I’ve met a few folks who complained: “Yeah, I went out for a couple hours, and didn’t get a thing. There’s nothing out there!” He immediately was very skeptical there was any gold at all out there.” I said that was fine. There’ll be more for the rest of us! I told this fellow, a couple hours does not do the trick. You have to work at it. It won’t jump up into your pan, and no one will tell you exactly where it is because they don’t know themselves where it is exactly. We have an idea, but we can’t always pin point it. Most of the time we walk right over it. I remember an old prospector from up on the Yukon River was once asked where he kept all his gold, to which he replied; “Its in a safe place in the creek!” He knew he could dig it out anytime he wanted to, but he had to make the effort. No one would get it for him. He took out enough gold to survive on most of his life. It was his lifestyle and sole occupation.
Finally, recapping everything, I can’t stress enough:
1 - Start small, then gradually increase your devices to accommodate your potential production. You might advance from a sluice/gold pan to a nugget detector. You might eventually obtain all the tools of the trade, short of buying a bull dozer. The bull dozer purchase would probably indicate you’re pretty serious or you’ve got money to blow!
2 - Enjoy this endeavor. If you don’t enjoy it, get out of the business. You probably should not have gotten into it.
3 - There’s no room for discouragement. If you’re easily disappointed then prospecting is probably not for you.
4 - Expect to work hard at it. Be patient. Patience is a virtue. You will put in time of no rewards, but when they come, it’s worth it all.
5 - Don’t get greedy. If you hit it big, a few ounces here and there or bigger, consider it your much deserved reward.

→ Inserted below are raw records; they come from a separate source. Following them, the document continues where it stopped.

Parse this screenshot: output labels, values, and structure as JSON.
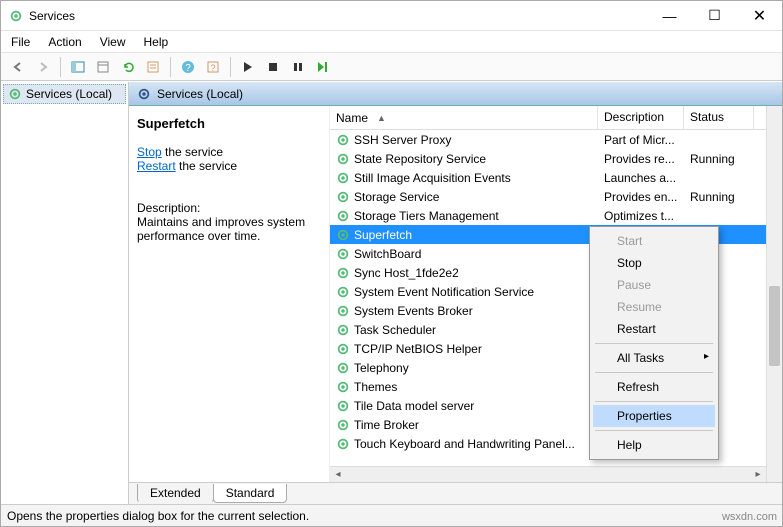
{
  "window": {
    "title": "Services"
  },
  "menubar": [
    "File",
    "Action",
    "View",
    "Help"
  ],
  "tree": {
    "root": "Services (Local)"
  },
  "header": {
    "title": "Services (Local)"
  },
  "detail": {
    "selected_name": "Superfetch",
    "stop_link": "Stop",
    "stop_suffix": " the service",
    "restart_link": "Restart",
    "restart_suffix": " the service",
    "desc_label": "Description:",
    "desc_text": "Maintains and improves system performance over time."
  },
  "columns": {
    "name": "Name",
    "desc": "Description",
    "status": "Status"
  },
  "rows": [
    {
      "name": "SSH Server Proxy",
      "desc": "Part of Micr...",
      "status": ""
    },
    {
      "name": "State Repository Service",
      "desc": "Provides re...",
      "status": "Running"
    },
    {
      "name": "Still Image Acquisition Events",
      "desc": "Launches a...",
      "status": ""
    },
    {
      "name": "Storage Service",
      "desc": "Provides en...",
      "status": "Running"
    },
    {
      "name": "Storage Tiers Management",
      "desc": "Optimizes t...",
      "status": ""
    },
    {
      "name": "Superfetch",
      "desc": "",
      "status": "nning",
      "selected": true
    },
    {
      "name": "SwitchBoard",
      "desc": "",
      "status": ""
    },
    {
      "name": "Sync Host_1fde2e2",
      "desc": "",
      "status": "nning"
    },
    {
      "name": "System Event Notification Service",
      "desc": "",
      "status": "nning"
    },
    {
      "name": "System Events Broker",
      "desc": "",
      "status": "nning"
    },
    {
      "name": "Task Scheduler",
      "desc": "",
      "status": "nning"
    },
    {
      "name": "TCP/IP NetBIOS Helper",
      "desc": "",
      "status": "nning"
    },
    {
      "name": "Telephony",
      "desc": "",
      "status": "nning"
    },
    {
      "name": "Themes",
      "desc": "",
      "status": "nning"
    },
    {
      "name": "Tile Data model server",
      "desc": "",
      "status": "nning"
    },
    {
      "name": "Time Broker",
      "desc": "",
      "status": "nning"
    },
    {
      "name": "Touch Keyboard and Handwriting Panel...",
      "desc": "",
      "status": "nning"
    }
  ],
  "ctx": {
    "items": [
      {
        "label": "Start",
        "disabled": true
      },
      {
        "label": "Stop"
      },
      {
        "label": "Pause",
        "disabled": true
      },
      {
        "label": "Resume",
        "disabled": true
      },
      {
        "label": "Restart"
      },
      {
        "sep": true
      },
      {
        "label": "All Tasks",
        "sub": true
      },
      {
        "sep": true
      },
      {
        "label": "Refresh"
      },
      {
        "sep": true
      },
      {
        "label": "Properties",
        "hl": true
      },
      {
        "sep": true
      },
      {
        "label": "Help"
      }
    ]
  },
  "tabs": {
    "extended": "Extended",
    "standard": "Standard"
  },
  "statusbar": "Opens the properties dialog box for the current selection.",
  "watermark": "wsxdn.com"
}
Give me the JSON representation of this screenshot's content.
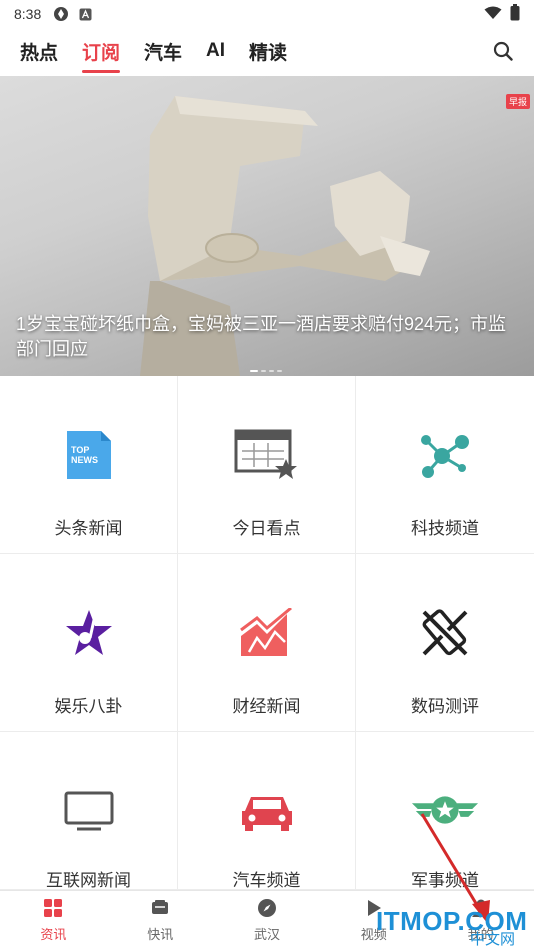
{
  "status": {
    "time": "8:38"
  },
  "topnav": {
    "tabs": [
      "热点",
      "订阅",
      "汽车",
      "AI",
      "精读"
    ],
    "active_tab": "订阅"
  },
  "banner": {
    "tag": "早报",
    "title": "1岁宝宝碰坏纸巾盒，宝妈被三亚一酒店要求赔付924元；市监部门回应"
  },
  "grid": [
    {
      "label": "头条新闻",
      "icon": "top-news-icon"
    },
    {
      "label": "今日看点",
      "icon": "calendar-star-icon"
    },
    {
      "label": "科技频道",
      "icon": "molecule-icon"
    },
    {
      "label": "娱乐八卦",
      "icon": "music-star-icon"
    },
    {
      "label": "财经新闻",
      "icon": "trend-chart-icon"
    },
    {
      "label": "数码测评",
      "icon": "phone-tools-icon"
    },
    {
      "label": "互联网新闻",
      "icon": "monitor-icon"
    },
    {
      "label": "汽车频道",
      "icon": "car-icon"
    },
    {
      "label": "军事频道",
      "icon": "military-badge-icon"
    }
  ],
  "bottombar": {
    "items": [
      "资讯",
      "快讯",
      "武汉",
      "视频",
      "我的"
    ],
    "active": "资讯"
  },
  "watermark": {
    "main": "ITMOP.COM",
    "sub": "中文网"
  },
  "colors": {
    "accent": "#e8424b"
  }
}
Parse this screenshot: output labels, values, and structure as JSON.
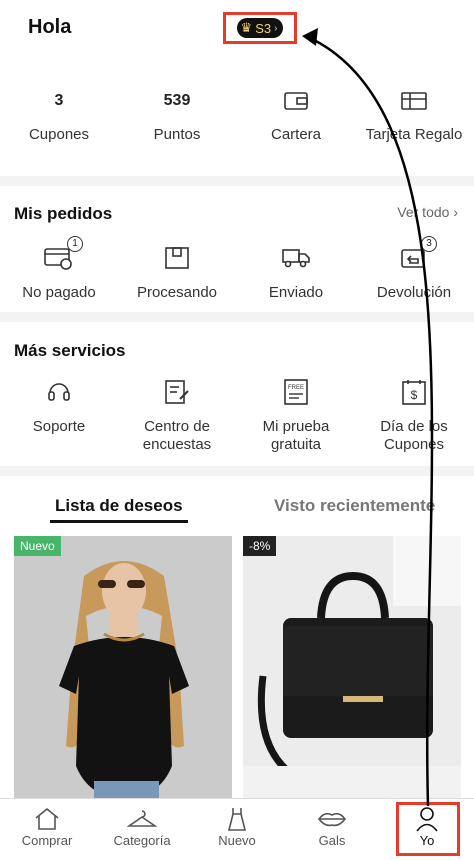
{
  "header": {
    "greeting": "Hola",
    "vip_level": "S3"
  },
  "stats": [
    {
      "value": "3",
      "label": "Cupones"
    },
    {
      "value": "539",
      "label": "Puntos"
    },
    {
      "value": "",
      "label": "Cartera",
      "icon": "wallet-icon"
    },
    {
      "value": "",
      "label": "Tarjeta Regalo",
      "icon": "gift-card-icon"
    }
  ],
  "orders": {
    "title": "Mis pedidos",
    "view_all": "Ver todo",
    "items": [
      {
        "label": "No pagado",
        "icon": "unpaid-icon",
        "badge": "1"
      },
      {
        "label": "Procesando",
        "icon": "box-icon",
        "badge": ""
      },
      {
        "label": "Enviado",
        "icon": "truck-icon",
        "badge": ""
      },
      {
        "label": "Devolución",
        "icon": "return-icon",
        "badge": "3"
      }
    ]
  },
  "services": {
    "title": "Más servicios",
    "items": [
      {
        "line1": "Soporte",
        "line2": "",
        "icon": "headset-icon"
      },
      {
        "line1": "Centro de",
        "line2": "encuestas",
        "icon": "survey-icon"
      },
      {
        "line1": "Mi prueba",
        "line2": "gratuita",
        "icon": "free-trial-icon"
      },
      {
        "line1": "Día de los",
        "line2": "Cupones",
        "icon": "coupon-day-icon"
      }
    ]
  },
  "tabs": {
    "wishlist": "Lista de deseos",
    "recent": "Visto recientemente"
  },
  "products": [
    {
      "tag": "Nuevo",
      "tag_color": "#49b56b"
    },
    {
      "tag": "-8%",
      "tag_color": "#222222"
    }
  ],
  "nav": [
    {
      "label": "Comprar",
      "icon": "home-icon"
    },
    {
      "label": "Categoría",
      "icon": "hanger-icon"
    },
    {
      "label": "Nuevo",
      "icon": "dress-icon"
    },
    {
      "label": "Gals",
      "icon": "lips-icon"
    },
    {
      "label": "Yo",
      "icon": "person-icon"
    }
  ],
  "colors": {
    "highlight": "#e53b2a",
    "arrow": "#000000"
  }
}
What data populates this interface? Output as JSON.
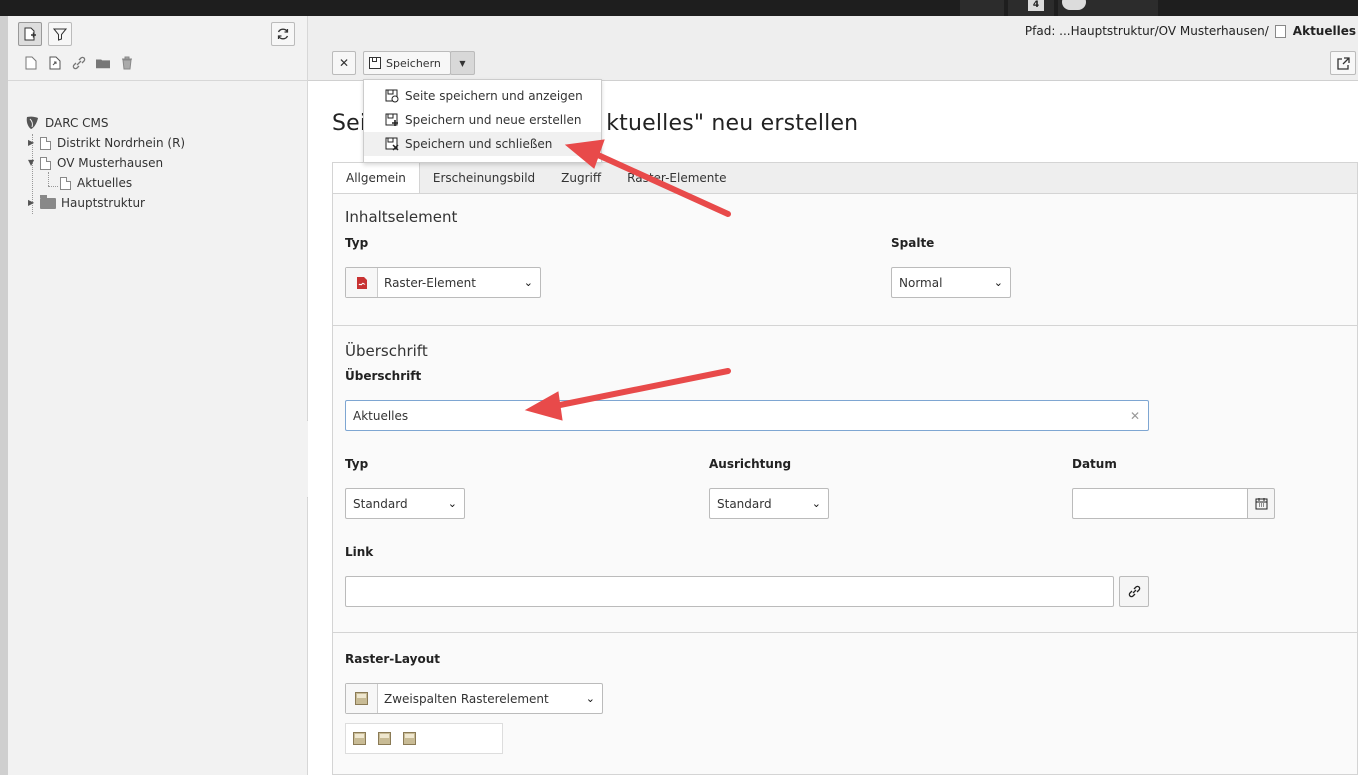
{
  "topbar": {
    "badge": "4"
  },
  "tree": {
    "root": "DARC CMS",
    "items": [
      {
        "label": "Distrikt Nordrhein (R)"
      },
      {
        "label": "OV Musterhausen"
      },
      {
        "label": "Aktuelles"
      },
      {
        "label": "Hauptstruktur"
      }
    ]
  },
  "header": {
    "path_prefix": "Pfad: ...Hauptstruktur/OV Musterhausen/",
    "path_current": "Aktuelles",
    "close_label": "✕",
    "save_label": "Speichern"
  },
  "save_menu": {
    "items": [
      {
        "label": "Seite speichern und anzeigen"
      },
      {
        "label": "Speichern und neue erstellen"
      },
      {
        "label": "Speichern und schließen"
      }
    ]
  },
  "page": {
    "title_visible_left": "Sei",
    "title_visible_right": "ktuelles\" neu erstellen"
  },
  "tabs": [
    {
      "label": "Allgemein"
    },
    {
      "label": "Erscheinungsbild"
    },
    {
      "label": "Zugriff"
    },
    {
      "label": "Raster-Elemente"
    }
  ],
  "form": {
    "inhalt_section": "Inhaltselement",
    "typ_label": "Typ",
    "typ_value": "Raster-Element",
    "spalte_label": "Spalte",
    "spalte_value": "Normal",
    "ueberschrift_section": "Überschrift",
    "ueberschrift_label": "Überschrift",
    "ueberschrift_value": "Aktuelles",
    "htyp_label": "Typ",
    "htyp_value": "Standard",
    "ausrichtung_label": "Ausrichtung",
    "ausrichtung_value": "Standard",
    "datum_label": "Datum",
    "datum_value": "",
    "link_label": "Link",
    "link_value": "",
    "raster_label": "Raster-Layout",
    "raster_value": "Zweispalten Rasterelement"
  },
  "colors": {
    "arrow": "#e84a4a",
    "topbar": "#1e1e1e",
    "panel": "#f2f2f2"
  }
}
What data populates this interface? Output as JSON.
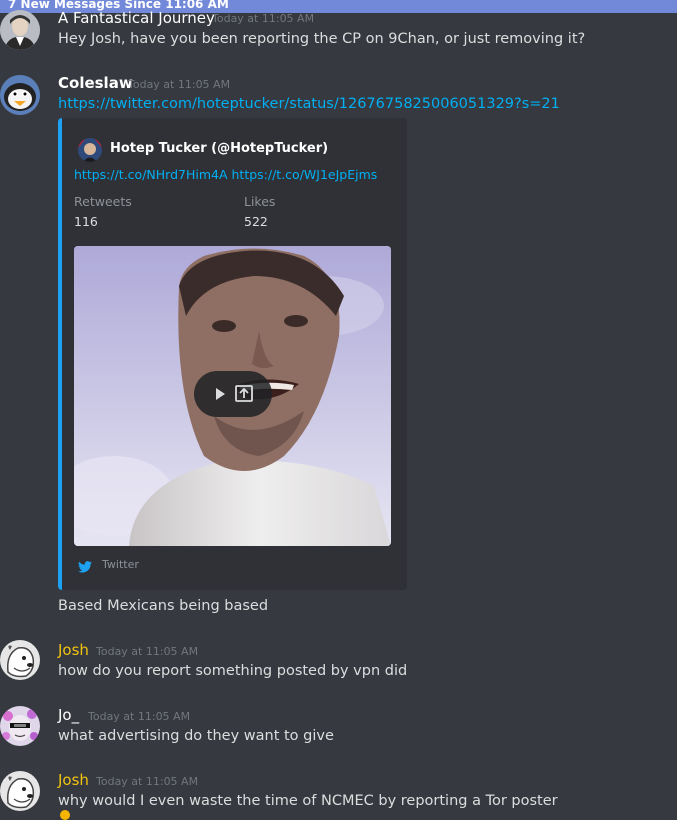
{
  "banner": {
    "text": "7 New Messages Since 11:06 AM"
  },
  "colors": {
    "background": "#36393f",
    "embed_bg": "#2f3136",
    "embed_accent": "#1da1f2",
    "link": "#00b0f4",
    "banner": "#7289da",
    "username_gold": "#f1c40f"
  },
  "messages": [
    {
      "author": "A Fantastical Journey",
      "timestamp": "Today at 11:05 AM",
      "text": "Hey Josh, have you been reporting the CP on 9Chan, or just removing it?"
    },
    {
      "author": "Coleslaw",
      "timestamp": "Today at 11:05 AM",
      "link": "https://twitter.com/hoteptucker/status/1267675825006051329?s=21",
      "embed": {
        "author": "Hotep Tucker (@HotepTucker)",
        "description": "https://t.co/NHrd7Him4A https://t.co/WJ1eJpEjms",
        "fields": [
          {
            "name": "Retweets",
            "value": "116"
          },
          {
            "name": "Likes",
            "value": "522"
          }
        ],
        "footer": "Twitter"
      },
      "text": "Based Mexicans being based"
    },
    {
      "author": "Josh",
      "timestamp": "Today at 11:05 AM",
      "text": "how do you report something posted by vpn did"
    },
    {
      "author": "Jo_",
      "timestamp": "Today at 11:05 AM",
      "text": "what advertising do they want to give"
    },
    {
      "author": "Josh",
      "timestamp": "Today at 11:05 AM",
      "text": "why would I even waste the time of NCMEC by reporting a Tor poster"
    }
  ]
}
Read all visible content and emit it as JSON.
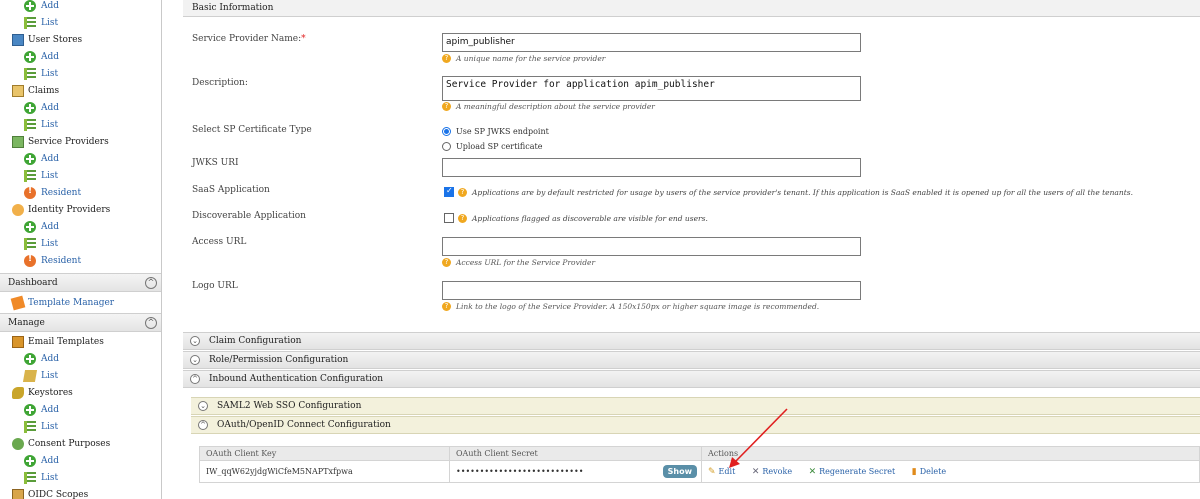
{
  "sidebar": {
    "rows": [
      {
        "label": "Add",
        "icon": "plus-icon"
      },
      {
        "label": "List",
        "icon": "list-icon"
      },
      {
        "label": "User Stores",
        "icon": "user-store-icon"
      },
      {
        "label": "Add",
        "icon": "plus-icon"
      },
      {
        "label": "List",
        "icon": "list-icon"
      },
      {
        "label": "Claims",
        "icon": "claims-icon"
      },
      {
        "label": "Add",
        "icon": "plus-icon"
      },
      {
        "label": "List",
        "icon": "list-icon"
      },
      {
        "label": "Service Providers",
        "icon": "service-provider-icon"
      },
      {
        "label": "Add",
        "icon": "plus-icon"
      },
      {
        "label": "List",
        "icon": "list-icon"
      },
      {
        "label": "Resident",
        "icon": "resident-icon"
      },
      {
        "label": "Identity Providers",
        "icon": "identity-provider-icon"
      },
      {
        "label": "Add",
        "icon": "plus-icon"
      },
      {
        "label": "List",
        "icon": "list-icon"
      },
      {
        "label": "Resident",
        "icon": "resident-icon"
      }
    ],
    "dashboard": {
      "label": "Dashboard",
      "toggle": "^"
    },
    "template_manager": "Template Manager",
    "manage": {
      "label": "Manage",
      "toggle": "^"
    },
    "manage_rows": [
      {
        "label": "Email Templates"
      },
      {
        "label": "Add"
      },
      {
        "label": "List"
      },
      {
        "label": "Keystores"
      },
      {
        "label": "Add"
      },
      {
        "label": "List"
      },
      {
        "label": "Consent Purposes"
      },
      {
        "label": "Add"
      },
      {
        "label": "List"
      },
      {
        "label": "OIDC Scopes"
      }
    ]
  },
  "main": {
    "panel_title": "Basic Information",
    "sp_name_label": "Service Provider Name:",
    "required_mark": "*",
    "sp_name_value": "apim_publisher",
    "sp_name_hint": "A unique name for the service provider",
    "description_label": "Description:",
    "description_value": "Service Provider for application apim_publisher",
    "description_hint": "A meaningful description about the service provider",
    "cert_label": "Select SP Certificate Type",
    "cert_option_jwks": "Use SP JWKS endpoint",
    "cert_option_upload": "Upload SP certificate",
    "jwks_label": "JWKS URI",
    "saas_label": "SaaS Application",
    "saas_text": "Applications are by default restricted for usage by users of the service provider's tenant. If this application is SaaS enabled it is opened up for all the users of all the tenants.",
    "saas_checked": true,
    "discoverable_label": "Discoverable Application",
    "discoverable_text": "Applications flagged as discoverable are visible for end users.",
    "discoverable_checked": false,
    "access_url_label": "Access URL",
    "access_url_hint": "Access URL for the Service Provider",
    "logo_url_label": "Logo URL",
    "logo_url_hint": "Link to the logo of the Service Provider. A 150x150px or higher square image is recommended."
  },
  "sections": {
    "claim": "Claim Configuration",
    "role": "Role/Permission Configuration",
    "inbound": "Inbound Authentication Configuration",
    "saml": "SAML2 Web SSO Configuration",
    "oauth": "OAuth/OpenID Connect Configuration"
  },
  "oauth_table": {
    "headers": [
      "OAuth Client Key",
      "OAuth Client Secret",
      "Actions"
    ],
    "client_key": "IW_qqW62yjdgWiCfeM5NAPTxfpwa",
    "client_secret_masked": "•••••••••••••••••••••••••••",
    "show_label": "Show",
    "actions": {
      "edit": "Edit",
      "revoke": "Revoke",
      "regenerate": "Regenerate Secret",
      "delete": "Delete"
    }
  },
  "colors": {
    "annotation_arrow": "#e02020",
    "link": "#2a62a8",
    "show_button": "#5a8fa8"
  }
}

6 - Don’t mortgage the farm. Never, never do this! I’ve known miners to put all their eggs in one basket and they all cracked! Unless you like living in tents on the edge of town, never gamble with your stability.
7 - Enjoy prospecting. Its one of the most fascinating occupations I can think of. What better way to enjoy the outdoors, splash around in cold water on hot days, explore old ghost towns, collect rocks, view big game, there are folks that would give their right arm to do this.
A word of encouragement to those in search of gold: Practice patience, be optimistic. Always learn from your mistakes and always keep enough bug dope in your pack!
by Ron Wendt 2005
Note from Steve Herschbach - Ron was a dear friend who left this world too soon. He donated this article for use on the website not too long before his health finally failed. We all miss you Ron! R.I.P. Ron Wendt 1956 - 2007
From the obituary:
Ron Wendt was born April 24, 1956, in Fairbanks, in the Territory of Alaska. He was raised on his family’s homestead on Chena Hot Springs Road outside of Fairbanks and his father’s mining claims in the Circle gold fields. He developed an early interest in Alaska history by exploring ghost towns and mining camps and talking with old-timers from the gold rush era.
Ron worked as a gold miner, newspaper reporter, photographer, college instructor, construction worker and custodian before starting his own publishing business, Goldstream Publications, in Wasilla. He wrote about gold rush history, modern day mining and prospecting, and many tales of Alaska. He was a member of the Alaska Miners Association, an avid baseball fan and loved to travel the roads of Alaska with his wife, Bonnie.